The ability to integrate the LIMS system with several other tools is allowing the DAMP Lab team to build a complete synthetic biology stack containing layers with bioCAD tools, LIMS, Hardware, and Experimental Biology. To achieve this goal, the team has been working to connect software tools they’ve developed, like Puppeteer and Cello, to the LIMS software. They have also been working together with Opentrons to integrate the new OT-2 (small scale liquid handlers) into the LIMS software to increase throughput while maintaining consistency. The decision to execute a plan manually or via automation might come from the number of jobs available, the resources available, and the feasibility to automate a determined protocol using the available hardware. This will allow for more standardized and reproducible research results that can be transferred faster from academia to society.
Building a collaborative synthetic biology community
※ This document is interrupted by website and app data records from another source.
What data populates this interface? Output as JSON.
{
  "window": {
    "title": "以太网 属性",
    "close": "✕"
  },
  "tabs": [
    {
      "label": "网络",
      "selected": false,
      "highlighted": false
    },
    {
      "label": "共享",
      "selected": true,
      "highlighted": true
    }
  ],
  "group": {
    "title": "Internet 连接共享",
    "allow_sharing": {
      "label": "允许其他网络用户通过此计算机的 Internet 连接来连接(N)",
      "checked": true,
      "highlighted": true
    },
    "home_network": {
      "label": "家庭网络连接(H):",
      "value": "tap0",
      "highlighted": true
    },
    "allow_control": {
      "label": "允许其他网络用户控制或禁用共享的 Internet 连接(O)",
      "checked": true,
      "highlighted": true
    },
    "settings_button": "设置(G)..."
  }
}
Building a functioning stack is a lot easier when organizations providing different stack layers work together. The DAMP Lab is focused on making synthetic biology protocols and tools available to the broader community to facilitate faster, better, research. It is a member of the Global Biofoundry Alliance, led by Profs. Paul Freemont and Richard Kitney among others, which aims to improve the efficiency of biological experimentation by creating shared resources, including libraries of genetic components that are tested and standardized, software, and standardized experimental protocols between Biofoundries around the world, for accelerated biological engineering and fundamental research. Labs can also purchase their own OT-2 and, in the near future, download the open-source software the DAMP Lab has been developing — and, for under $10,000, have their own automated synbio foundry.
A critical component of the DAMP Lab automation station is the Opentrons robot. Photo credit: DAMP Lab.
In October 2018, the DAMP Lab hosted the 1st IWBMA (International Workshop in Bio-Manufacturing Automation), focused on the manufacturing aspect of synthetic biology automation. It gathered key members of the scientific community, both from academia and industry, as well as commercial partners. An important outcome of this event will be the creation of a Biomanufacturing Consortium to continue to promote collaboration and partnerships to advance this field.
In a landscape where a number of cloud-based, automated synthetic biology laboratories are emerging, the DAMP Lab is a unique academic-located environment where in-house software tools being developed to rapidly generate a large number of designs that implement desired functionality can be tested and integrated to the pipeline.